Continue reading “Looking at Yourself: Part Two”
Adversity in life.
In this blog post, we’re going to be talking about the skills and the attitudes that you have to deal with adversity in your life. I’m going to ask you to rate yourself on a five-point scale as to how good or not so good you are at being able to exercise the skills that I will be asking you about. Continue reading “Looking at Yourself: Part One”
Communities must work together to become resilient. Please enjoy this piece from our Guest Blogger: Richard C. Lumb, Ph. D.
As loud voices erupt to demand their particular agenda, the focus of disruption is often against police. Remove the effectiveness of police and social chaos emerges. Dampen the courage of leaders in support of order and chaos occurs. Active or tacit refusal to demand social order for the substantial majority of citizens has the effect of emboldening the aberrant behaviors. Peaceful protest, making a convincing argument and seeking collaborative change disappears to be replaced with chaos, and the effect on many is an unnecessary fear. Continue reading “Common Ground: Bridging Police and Community Collaboration”
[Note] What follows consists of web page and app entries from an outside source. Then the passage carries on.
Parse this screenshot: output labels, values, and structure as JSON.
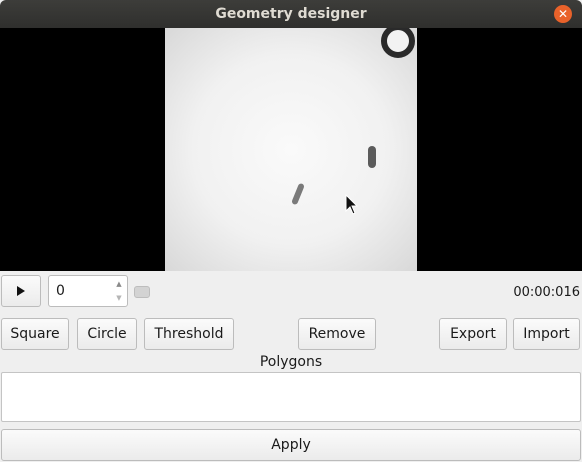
{
  "window": {
    "title": "Geometry designer",
    "close_glyph": "✕"
  },
  "player": {
    "play_icon": "play-icon",
    "frame_value": "0",
    "time": "00:00:016"
  },
  "toolbar": {
    "square_label": "Square",
    "circle_label": "Circle",
    "threshold_label": "Threshold",
    "remove_label": "Remove",
    "export_label": "Export",
    "import_label": "Import"
  },
  "polygons": {
    "label": "Polygons",
    "items": []
  },
  "apply_label": "Apply",
  "colors": {
    "titlebar": "#2f2f2d",
    "close_button": "#e9622a",
    "window_bg": "#efefef"
  }
}
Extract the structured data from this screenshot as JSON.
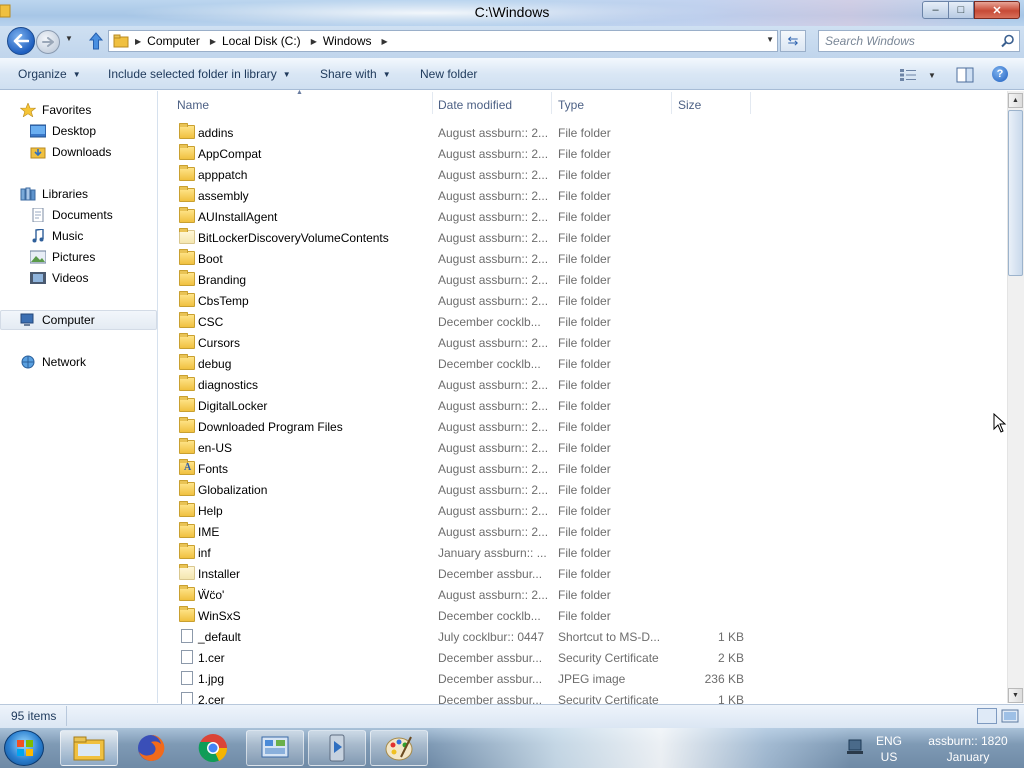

“Ever wondered what life would be like if you had 50% more drive? Scrap that – how about 10%? With just a smidgen more purpose in your gut, you could be the go-getter you always wanted to be, finally mastering that guitar solo, winning that big promotion and getting that novel finished. It’s not out of reach. According to many experts, this drive to succeed is a finite source we create within ourselves, rather than a natural one: ‘Willpower isn’t something you’re born with,’ weighs in Dr Ron Breazeale, a US clinical psychologist specialising in resilience training, ‘It’s something you develop, create and move forward with.’ With the help of Breazeale, RISING reveals how to carpe the hell out of that diem.”
International Coaching Week is an annual global event sponsored by the International Coaching Federation (ICF). It was started in 1999 by an ICF Member Jerri N. Udelson, MCC. The purpose of this week is to educate the public about the value of coaching and how it works. We’d like to share some thoughts on this.
Continue reading “International Coaching Week 05/15-05/21/2017”
As I age, I often think about how I will cope as my age related challenges increase. Will my current ability to bounce back be maintained when I am weakened and tired? Will I repeat the patterns of my predecessors as if biologically determined? What if I fall down and can’t get up? Continue reading “Age and Resilience”
Most acts of terrorism in this country in the last ten years have been committed by persons radicalized in this country, not newly arriving immigrants or terrorists who have come across our borders. These are people who have grown up in this country. Some are first generation Americans, but many are fifth or tenth generation Americans. But all have one thing in common. They have not been integrated into our society. They have not been integrated into our society not because they rejected us and our values, but unfortunately because in many ways we have rejected them. Continue reading “Radicalization”